Copyright © 2016 Wei Li et al. This is an open access article distributed under the Creative Commons Attribution License, which permits unrestricted use, distribution, and reproduction in any medium, provided the original work is properly cited.
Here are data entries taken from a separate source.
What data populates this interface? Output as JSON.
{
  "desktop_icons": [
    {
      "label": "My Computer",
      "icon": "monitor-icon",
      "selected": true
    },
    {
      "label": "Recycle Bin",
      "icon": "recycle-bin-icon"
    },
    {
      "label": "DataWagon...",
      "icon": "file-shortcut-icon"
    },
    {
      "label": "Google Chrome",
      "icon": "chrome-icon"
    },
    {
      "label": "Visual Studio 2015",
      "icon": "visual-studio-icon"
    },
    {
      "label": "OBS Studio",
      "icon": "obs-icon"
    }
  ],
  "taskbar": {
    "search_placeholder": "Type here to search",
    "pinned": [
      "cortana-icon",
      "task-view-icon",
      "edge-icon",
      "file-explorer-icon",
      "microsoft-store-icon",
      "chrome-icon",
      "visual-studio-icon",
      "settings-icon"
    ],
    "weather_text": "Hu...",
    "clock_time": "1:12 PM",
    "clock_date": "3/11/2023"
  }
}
Diabetes mellitus (DM) and pancreatic cancer are intimately related, as approximately 85% of patients diagnosed with pancreatic cancer have impaired glucose tolerance or even DM. Our previous studies have indicated that high glucose could promote the invasive and migratory abilities of pancreatic cancer cells. We therefore explored the underlying mechanism that hyperglycemia modulates the metastatic potential of pancreatic cancer. Our data showed that streptozotocin- (STZ-) treated diabetic nude mice exhibit larger tumor size than that of the euglycemic mice. The number of nude mice that develop liver metastasis or ascites is much more in the STZ-treated group than that in the euglycemic group. Hyperglycemic mice contain a higher plasma H2O2-level than that from euglycemic mice. The injection of polyethylene glycol-conjugated catalase (PEG-CAT), an H2O2 scavenger, may reverse hyperglycemia-induced tumor metastasis. In addition, hyperglycemia could also modulate the expression of epithelial-mesenchymal transition- (EMT-) related factors in pancreatic tumor tissues, as the E-cadherin level is decreased and the expression of mesenchymal markers N-cadherin and vimentin as well as transcription factor snail is strongly increased. The injection of PEG-CAT could also reverse hyperglycemia-induced EMT. These results suggest that the association between hyperglycemia and poor prognosis of pancreatic cancer can be attributed to the alterations of EMT through the production of hydrogen peroxide.